[Records drawn from a dataset]
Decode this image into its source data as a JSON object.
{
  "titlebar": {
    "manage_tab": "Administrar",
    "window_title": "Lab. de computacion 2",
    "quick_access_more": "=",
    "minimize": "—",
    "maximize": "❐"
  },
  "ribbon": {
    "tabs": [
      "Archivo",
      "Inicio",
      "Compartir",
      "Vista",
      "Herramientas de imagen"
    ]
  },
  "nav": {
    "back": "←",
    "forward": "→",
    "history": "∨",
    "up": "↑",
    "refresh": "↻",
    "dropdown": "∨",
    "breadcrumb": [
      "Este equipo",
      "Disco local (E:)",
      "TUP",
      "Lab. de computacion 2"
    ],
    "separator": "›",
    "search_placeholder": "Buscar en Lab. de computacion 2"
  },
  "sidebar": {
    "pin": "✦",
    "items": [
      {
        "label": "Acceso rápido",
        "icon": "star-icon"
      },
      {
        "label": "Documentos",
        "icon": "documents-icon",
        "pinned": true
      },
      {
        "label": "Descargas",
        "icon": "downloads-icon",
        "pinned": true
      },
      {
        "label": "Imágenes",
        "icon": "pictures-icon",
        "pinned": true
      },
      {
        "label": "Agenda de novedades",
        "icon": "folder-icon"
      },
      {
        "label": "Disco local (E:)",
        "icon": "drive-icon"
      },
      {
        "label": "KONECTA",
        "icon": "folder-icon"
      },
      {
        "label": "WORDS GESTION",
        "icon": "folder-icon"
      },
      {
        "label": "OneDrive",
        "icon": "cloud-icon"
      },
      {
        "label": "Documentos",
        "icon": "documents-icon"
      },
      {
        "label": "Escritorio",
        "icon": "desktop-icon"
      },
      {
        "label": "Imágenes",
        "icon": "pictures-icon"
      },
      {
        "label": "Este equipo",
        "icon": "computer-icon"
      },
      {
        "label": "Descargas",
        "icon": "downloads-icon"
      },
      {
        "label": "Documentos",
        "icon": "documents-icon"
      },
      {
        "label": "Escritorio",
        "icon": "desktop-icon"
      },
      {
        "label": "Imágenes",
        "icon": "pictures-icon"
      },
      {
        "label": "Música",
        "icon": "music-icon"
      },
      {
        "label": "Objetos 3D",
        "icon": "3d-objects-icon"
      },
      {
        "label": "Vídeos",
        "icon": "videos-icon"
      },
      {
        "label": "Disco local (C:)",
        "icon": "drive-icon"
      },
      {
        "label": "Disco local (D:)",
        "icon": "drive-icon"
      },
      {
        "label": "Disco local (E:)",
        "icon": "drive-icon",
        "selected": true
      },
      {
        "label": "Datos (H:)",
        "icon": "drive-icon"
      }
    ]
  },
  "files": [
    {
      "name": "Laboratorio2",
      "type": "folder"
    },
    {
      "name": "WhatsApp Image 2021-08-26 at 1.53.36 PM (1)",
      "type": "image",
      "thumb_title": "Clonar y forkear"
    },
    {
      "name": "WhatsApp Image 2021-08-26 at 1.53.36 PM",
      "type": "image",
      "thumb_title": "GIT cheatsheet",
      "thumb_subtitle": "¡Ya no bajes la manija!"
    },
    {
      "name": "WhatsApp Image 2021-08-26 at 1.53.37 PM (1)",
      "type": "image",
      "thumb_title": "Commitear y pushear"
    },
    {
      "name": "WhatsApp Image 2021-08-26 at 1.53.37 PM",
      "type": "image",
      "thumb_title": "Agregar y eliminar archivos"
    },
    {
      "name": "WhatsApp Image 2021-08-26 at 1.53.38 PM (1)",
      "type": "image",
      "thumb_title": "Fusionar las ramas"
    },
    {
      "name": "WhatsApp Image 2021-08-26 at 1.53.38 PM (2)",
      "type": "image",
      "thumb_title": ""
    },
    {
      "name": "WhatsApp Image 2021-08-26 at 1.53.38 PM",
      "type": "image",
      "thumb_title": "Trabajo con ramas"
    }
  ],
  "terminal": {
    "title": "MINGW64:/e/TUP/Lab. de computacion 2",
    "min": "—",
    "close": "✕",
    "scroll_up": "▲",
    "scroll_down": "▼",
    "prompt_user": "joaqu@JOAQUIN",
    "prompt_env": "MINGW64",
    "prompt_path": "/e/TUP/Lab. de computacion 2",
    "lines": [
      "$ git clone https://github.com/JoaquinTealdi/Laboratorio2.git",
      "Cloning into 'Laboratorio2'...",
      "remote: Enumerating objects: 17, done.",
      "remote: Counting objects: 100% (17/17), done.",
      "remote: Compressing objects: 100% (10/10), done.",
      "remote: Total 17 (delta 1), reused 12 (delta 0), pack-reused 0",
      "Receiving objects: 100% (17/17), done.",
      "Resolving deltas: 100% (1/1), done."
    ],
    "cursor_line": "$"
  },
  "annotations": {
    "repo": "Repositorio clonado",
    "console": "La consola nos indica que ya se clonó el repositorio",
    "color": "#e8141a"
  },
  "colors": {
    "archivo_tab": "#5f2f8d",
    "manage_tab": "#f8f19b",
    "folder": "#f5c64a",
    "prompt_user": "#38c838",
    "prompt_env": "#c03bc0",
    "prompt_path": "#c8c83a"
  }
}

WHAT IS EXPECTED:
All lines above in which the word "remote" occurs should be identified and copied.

ANSWER:
      "remote: Enumerating objects: 17, done.",
      "remote: Counting objects: 100% (17/17), done.",
      "remote: Compressing objects: 100% (10/10), done.",
      "remote: Total 17 (delta 1), reused 12 (delta 0), pack-reused 0",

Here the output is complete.